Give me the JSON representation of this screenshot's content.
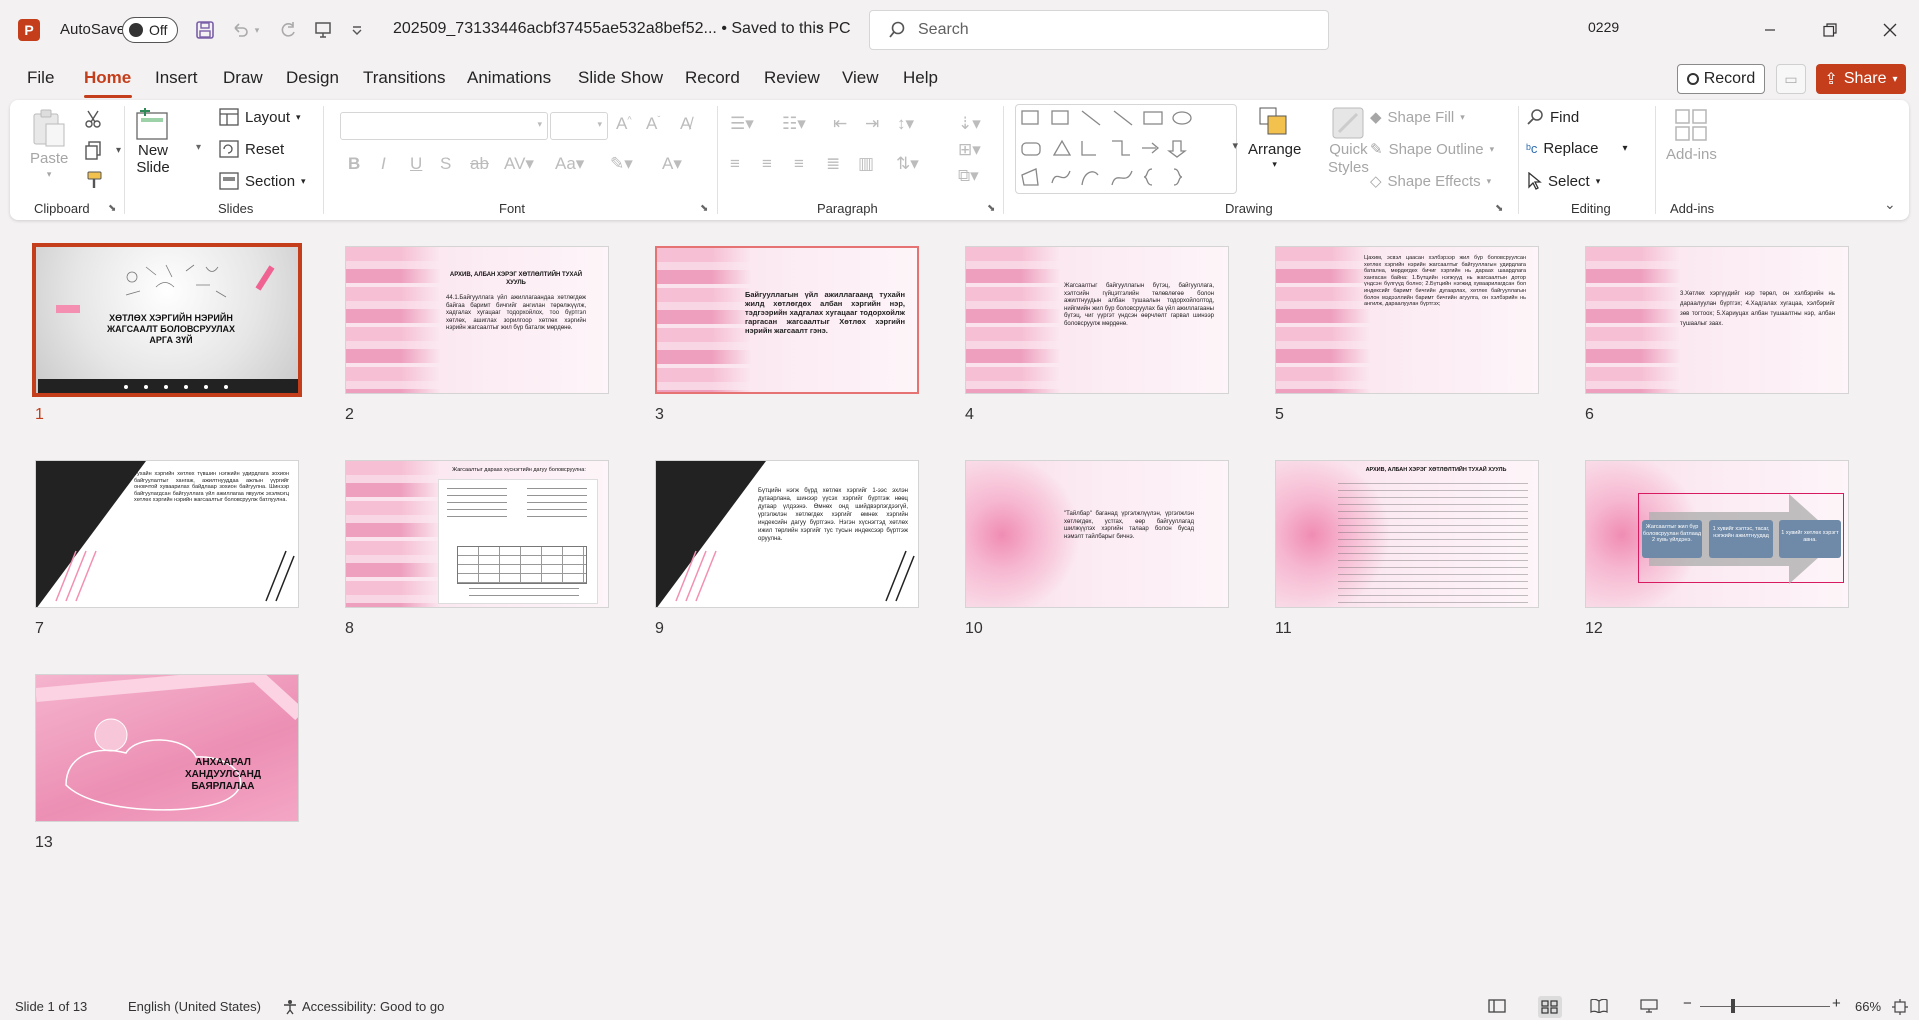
{
  "titlebar": {
    "autosave_label": "AutoSave",
    "autosave_state": "Off",
    "doc_title": "202509_73133446acbf37455ae532a8bef52... • Saved to this PC",
    "search_placeholder": "Search",
    "user": "0229"
  },
  "tabs": [
    "File",
    "Home",
    "Insert",
    "Draw",
    "Design",
    "Transitions",
    "Animations",
    "Slide Show",
    "Record",
    "Review",
    "View",
    "Help"
  ],
  "active_tab": "Home",
  "actions": {
    "record": "Record",
    "share": "Share"
  },
  "ribbon": {
    "clipboard": {
      "label": "Clipboard",
      "paste": "Paste"
    },
    "slides": {
      "label": "Slides",
      "new_slide_1": "New",
      "new_slide_2": "Slide",
      "layout": "Layout",
      "reset": "Reset",
      "section": "Section"
    },
    "font": {
      "label": "Font"
    },
    "paragraph": {
      "label": "Paragraph"
    },
    "drawing": {
      "label": "Drawing",
      "arrange": "Arrange",
      "quick_styles_1": "Quick",
      "quick_styles_2": "Styles",
      "shape_fill": "Shape Fill",
      "shape_outline": "Shape Outline",
      "shape_effects": "Shape Effects"
    },
    "editing": {
      "label": "Editing",
      "find": "Find",
      "replace": "Replace",
      "select": "Select"
    },
    "addins": {
      "label": "Add-ins",
      "button": "Add-ins"
    }
  },
  "slides": {
    "s1_title": "ХӨТЛӨХ ХЭРГИЙН НЭРИЙН ЖАГСААЛТ БОЛОВСРУУЛАХ АРГА ЗҮЙ",
    "s2_title": "АРХИВ, АЛБАН ХЭРЭГ ХӨТЛӨЛТИЙН ТУХАЙ ХУУЛЬ",
    "s2_body": "44.1.Байгууллага үйл ажиллагаандаа хөтлөгдөж байгаа баримт бичгийг ангилан төрөлжүүлж, хадгалах хугацааг тодорхойлох, тоо бүртгэл хөтлөх, ашиглах зорилгоор хөтлөх хэргийн нэрийн жагсаалтыг жил бүр баталж мөрдөнө.",
    "s3_body": "Байгууллагын үйл ажиллагаанд тухайн жилд хөтлөгдөх албан хэргийн нэр, тэдгээрийн хадгалах хугацааг тодорхойлж гаргасан жагсаалтыг Хөтлөх хэргийн нэрийн жагсаалт гэнэ.",
    "s4_body": "Жагсаалтыг байгууллагын бүтэц, байгууллага, хэлтсийн гүйцэтгэлийн төлөвлөгөө болон ажилтнуудын албан тушаалын тодорхойлолтод, нийгмийн жил бүр боловсруулах ба үйл ажиллагааны бүтэц, чиг үүргэт үндсэн өөрчлөлт гарвал шинээр боловсруулж мөрдөнө.",
    "s5_body": "Цахим, эсвэл цаасан хэлбэрээр жил бүр боловсруулсан хөтлөх хэргийн нэрийн жагсаалтыг байгууллагын удирдлага батална, мөрдөгдөх бичиг хэргийн нь дараах шаардлага хангасан байна: 1.Бүтцийн нэгжүүд нь жагсаалтын дотор үндсэн бүлгүүд болно; 2.Бүтцийн нэгжид хуваарилагдсан бол индексийг баримт бичгийн дугаарлах, хөтлөх байгууллагын болон мэдээллийн баримт бичгийн агуулга, он хэлбэрийн нь ангилж, дараалуулан бүртгэх;",
    "s6_body": "3.Хөтлөх хэргүүдийг нэр төрөл, он хэлбэрийн нь дараалуулан бүртгэх; 4.Хадгалах хугацаа, хэлбэрийг зөв тогтоох; 5.Хариуцах албан тушаалтны нэр, албан тушаалыг заах.",
    "s7_body": "Тухайн хэргийн хөтлөх түвшин нэгжийн удирдлага зохион байгуулалтыг хангаж, ажилтнууддаа ажлын үүргийг оновчтой хуваарилах байдлаар зохион байгуулна. Шинээр байгуулагдсан байгууллага үйл ажиллагаа явуулж эхэлмэгц хөтлөх хэргийн нэрийн жагсаалтыг боловсруулж батлуулна.",
    "s8_title": "Жагсаалтыг дараах хүснэгтийн дагуу боловсруулна:",
    "s9_body": "Бүтцийн нэгж бүрд хөтлөх хэргийг 1-ээс эхлэн дугаарлана, шинээр үүсэх хэргийг бүртгэж нөөц дугаар үлдээнэ. Өмнөх онд шийдвэрлэгдээгүй, үргэлжлэн хөтлөгдөх хэргийг өмнөх хэргийн индексийн дагуу бүртгэнэ. Нэгэн хүснэгтэд хөтлөх ижил төрлийн хэргийг тус тусын индексээр бүртгэж оруулна.",
    "s10_body": "\"Тайлбар\" баганад үргэлжлүүлэн, үргэлжлэн хөтлөгдөх, устгах, өөр байгууллагад шилжүүлэх хэргийн талаар болон бусад нэмэлт тайлбарыг бичнэ.",
    "s11_title": "АРХИВ, АЛБАН ХЭРЭГ ХӨТЛӨЛТИЙН ТУХАЙ ХУУЛЬ",
    "s12_box1": "Жагсаалтыг жил бүр боловсруулан батлаад 2 хувь үйлдэнэ.",
    "s12_box2": "1 хувийг хэлтэс, тасаг, нэгжийн ажилтнуудад",
    "s12_box3": "1 хувийг хөтлөх хэрэгт авна.",
    "s13_title": "АНХААРАЛ ХАНДУУЛСАНД БАЯРЛАЛАА",
    "numbers": [
      "1",
      "2",
      "3",
      "4",
      "5",
      "6",
      "7",
      "8",
      "9",
      "10",
      "11",
      "12",
      "13"
    ]
  },
  "status": {
    "slide_info": "Slide 1 of 13",
    "language": "English (United States)",
    "accessibility": "Accessibility: Good to go",
    "zoom": "66%"
  }
}
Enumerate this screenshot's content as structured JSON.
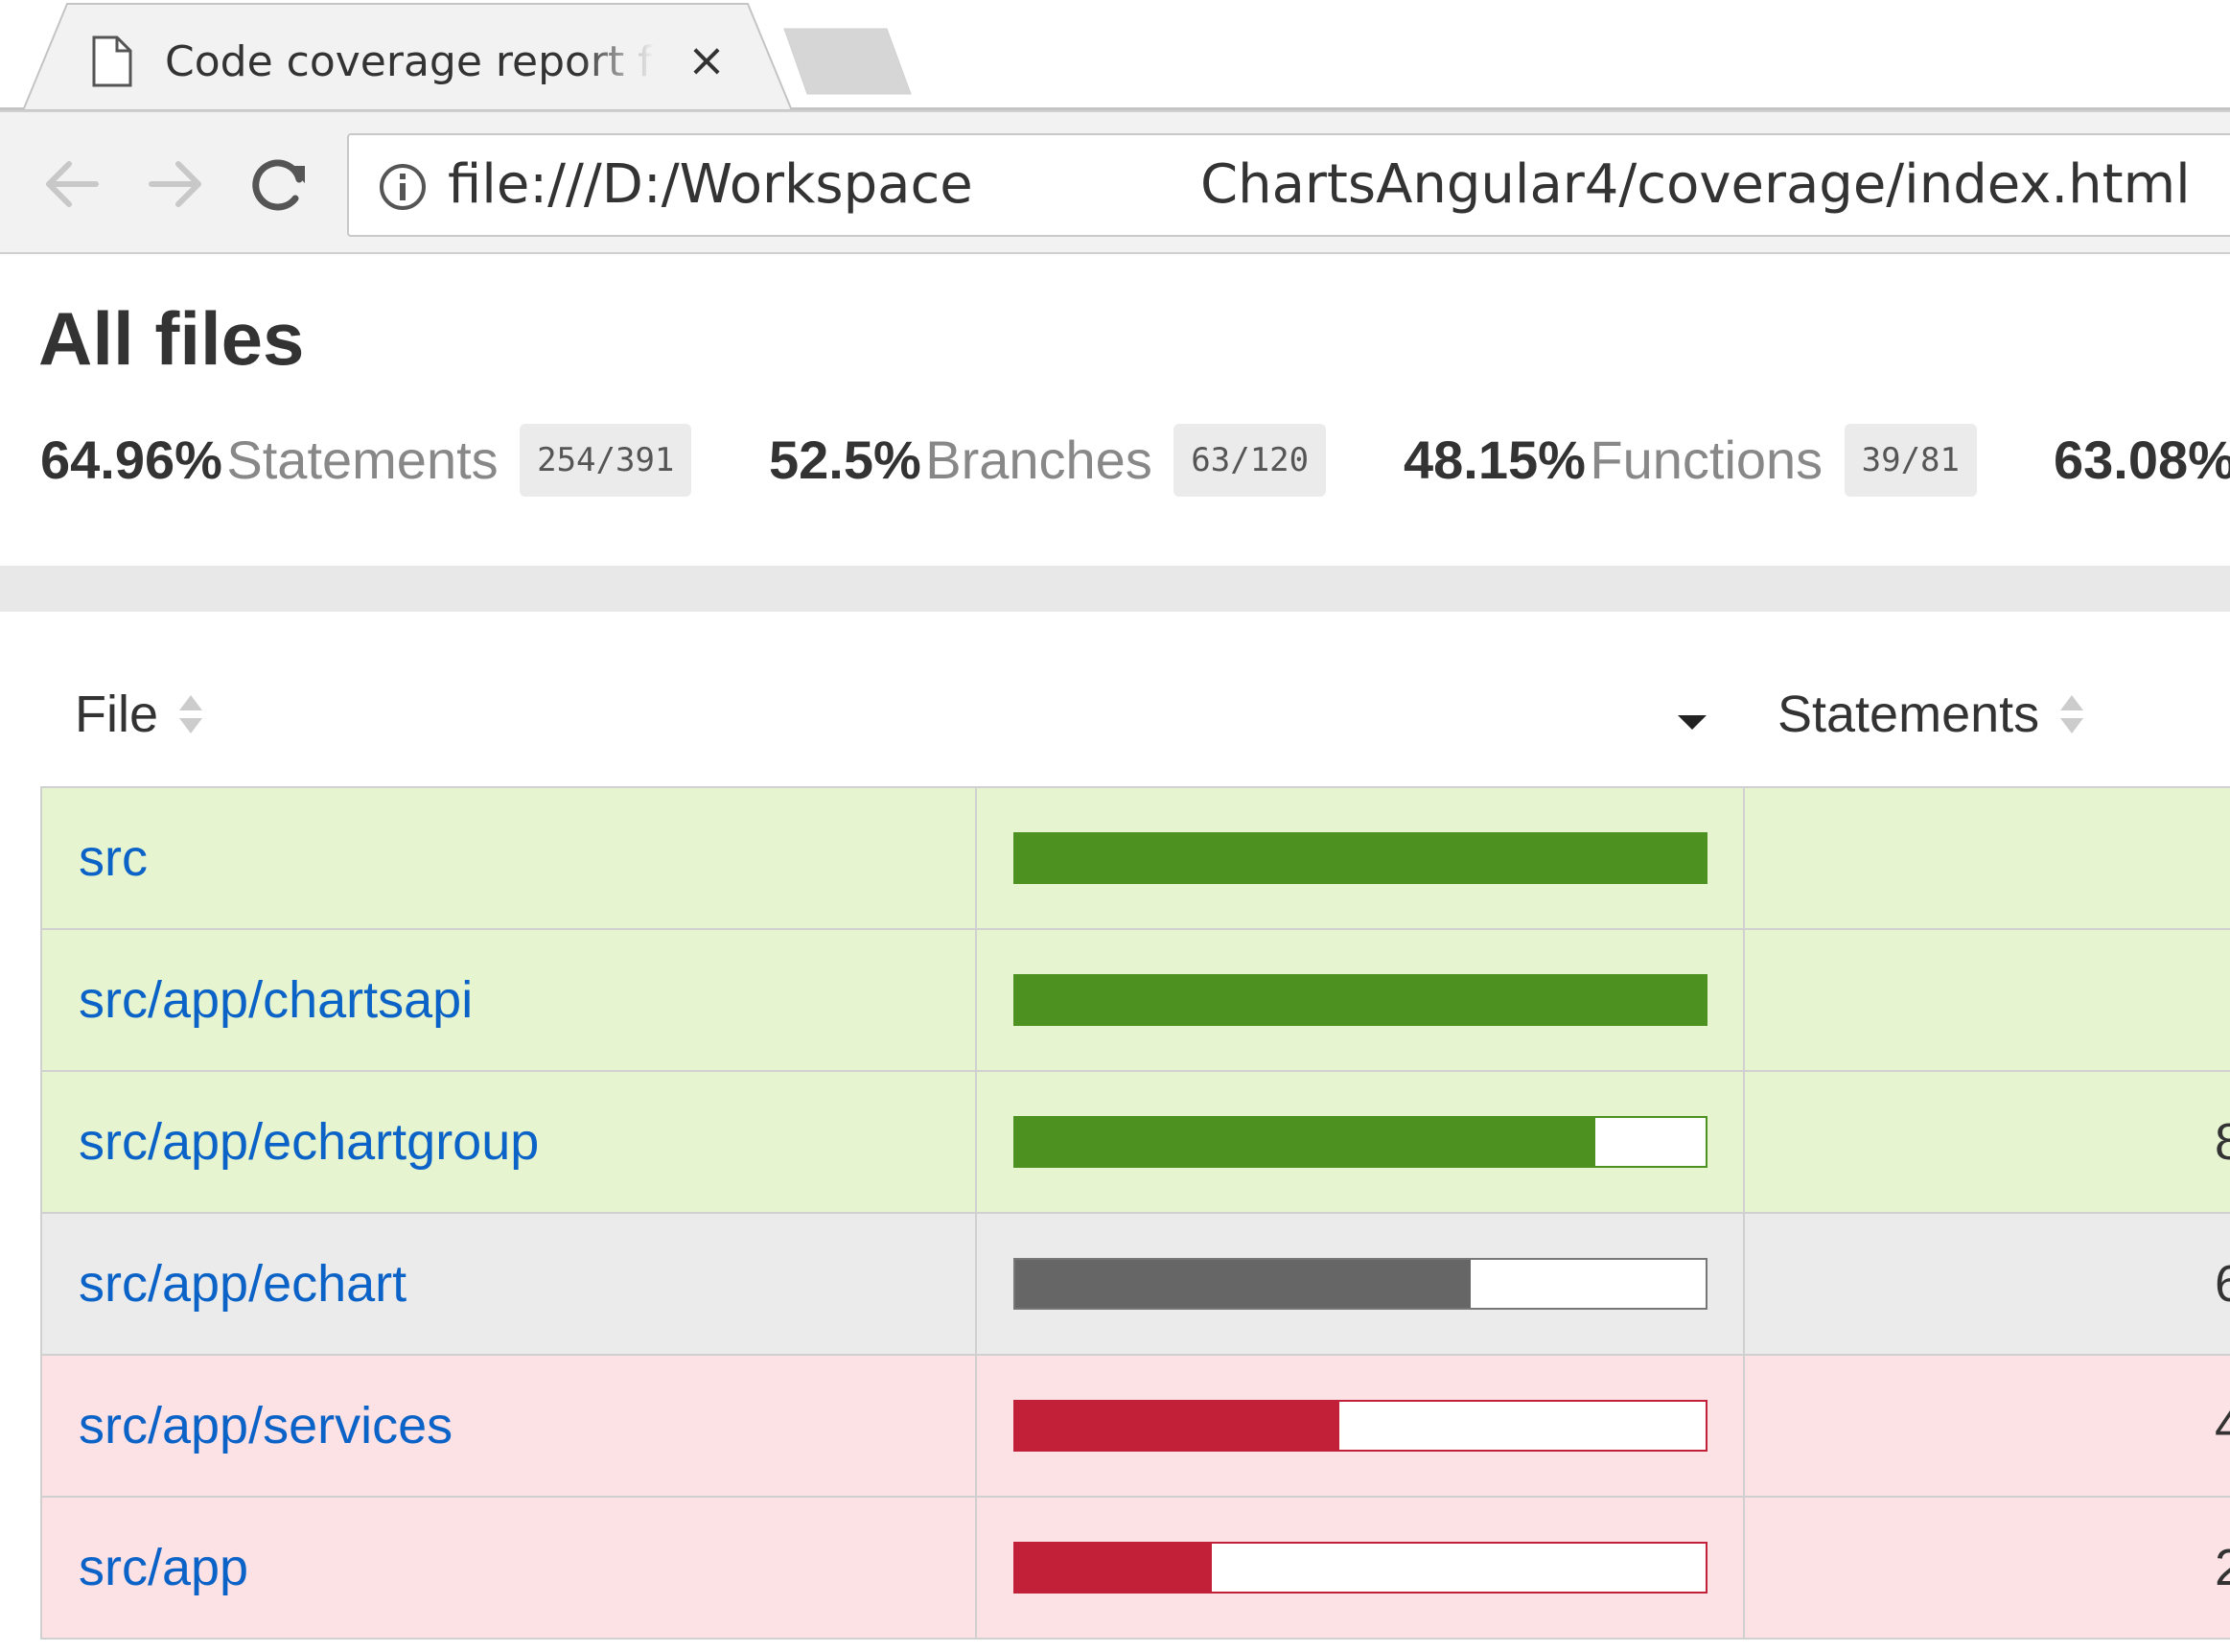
{
  "browser": {
    "tab_title": "Code coverage report for All files",
    "tab_close": "×",
    "url_left": "file:///D:/Workspace",
    "url_right": "ChartsAngular4/coverage/index.html"
  },
  "page": {
    "title": "All files",
    "summary": [
      {
        "pct": "64.96%",
        "label": "Statements",
        "fraction": "254/391"
      },
      {
        "pct": "52.5%",
        "label": "Branches",
        "fraction": "63/120"
      },
      {
        "pct": "48.15%",
        "label": "Functions",
        "fraction": "39/81"
      },
      {
        "pct": "63.08%"
      }
    ]
  },
  "table": {
    "headers": {
      "file": "File",
      "statements": "Statements"
    },
    "rows": [
      {
        "file": "src",
        "coverage": 100,
        "level": "high",
        "stmt_visible": ""
      },
      {
        "file": "src/app/chartsapi",
        "coverage": 100,
        "level": "high",
        "stmt_visible": ""
      },
      {
        "file": "src/app/echartgroup",
        "coverage": 84,
        "level": "high",
        "stmt_visible": "8"
      },
      {
        "file": "src/app/echart",
        "coverage": 66,
        "level": "medium",
        "stmt_visible": "6"
      },
      {
        "file": "src/app/services",
        "coverage": 47,
        "level": "low",
        "stmt_visible": "4"
      },
      {
        "file": "src/app",
        "coverage": 28.5,
        "level": "low",
        "stmt_visible": "2"
      }
    ]
  },
  "colors": {
    "high_bg": "#e6f5d0",
    "high_fill": "#4d9221",
    "medium_bg": "#ebebeb",
    "medium_fill": "#666666",
    "low_bg": "#fce1e5",
    "low_fill": "#c21f39",
    "link": "#0c63c7"
  },
  "icons": [
    "document-icon",
    "close-icon",
    "back-arrow-icon",
    "forward-arrow-icon",
    "reload-icon",
    "info-icon",
    "sort-icon",
    "sort-desc-icon"
  ]
}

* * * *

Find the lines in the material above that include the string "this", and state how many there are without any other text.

3